Content starts

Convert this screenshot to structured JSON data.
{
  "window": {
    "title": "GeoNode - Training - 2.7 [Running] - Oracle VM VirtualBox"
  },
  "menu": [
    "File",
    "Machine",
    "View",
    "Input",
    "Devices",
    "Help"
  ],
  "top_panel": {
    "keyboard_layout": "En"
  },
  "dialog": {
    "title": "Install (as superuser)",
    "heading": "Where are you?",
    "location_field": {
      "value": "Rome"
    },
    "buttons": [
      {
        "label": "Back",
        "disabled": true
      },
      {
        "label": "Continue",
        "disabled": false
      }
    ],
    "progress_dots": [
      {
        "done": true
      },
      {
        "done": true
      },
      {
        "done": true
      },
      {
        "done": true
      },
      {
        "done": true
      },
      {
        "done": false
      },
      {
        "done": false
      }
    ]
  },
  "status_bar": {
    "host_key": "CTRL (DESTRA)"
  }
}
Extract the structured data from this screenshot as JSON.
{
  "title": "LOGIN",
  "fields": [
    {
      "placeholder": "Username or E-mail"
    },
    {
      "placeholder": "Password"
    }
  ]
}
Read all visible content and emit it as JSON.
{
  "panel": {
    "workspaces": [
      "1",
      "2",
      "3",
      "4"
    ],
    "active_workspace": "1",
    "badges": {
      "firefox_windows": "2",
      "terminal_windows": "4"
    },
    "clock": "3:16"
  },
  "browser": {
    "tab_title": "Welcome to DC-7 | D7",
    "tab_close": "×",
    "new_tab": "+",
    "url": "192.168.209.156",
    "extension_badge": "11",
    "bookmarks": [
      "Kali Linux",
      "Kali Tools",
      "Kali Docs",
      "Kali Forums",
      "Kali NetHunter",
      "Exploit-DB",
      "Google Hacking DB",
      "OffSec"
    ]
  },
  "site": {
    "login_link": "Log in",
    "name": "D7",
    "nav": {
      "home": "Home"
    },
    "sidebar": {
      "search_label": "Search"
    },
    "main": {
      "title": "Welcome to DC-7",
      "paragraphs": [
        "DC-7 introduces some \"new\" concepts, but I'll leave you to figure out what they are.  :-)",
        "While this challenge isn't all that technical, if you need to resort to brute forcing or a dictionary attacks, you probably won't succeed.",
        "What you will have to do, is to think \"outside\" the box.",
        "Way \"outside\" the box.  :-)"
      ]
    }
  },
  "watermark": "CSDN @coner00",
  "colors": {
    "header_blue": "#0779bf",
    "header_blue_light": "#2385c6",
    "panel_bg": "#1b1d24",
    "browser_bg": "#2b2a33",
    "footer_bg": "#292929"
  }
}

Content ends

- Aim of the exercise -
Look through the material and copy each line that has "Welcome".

- Response -
    "tab_title": "Welcome to DC-7 | D7",
      "title": "Welcome to DC-7",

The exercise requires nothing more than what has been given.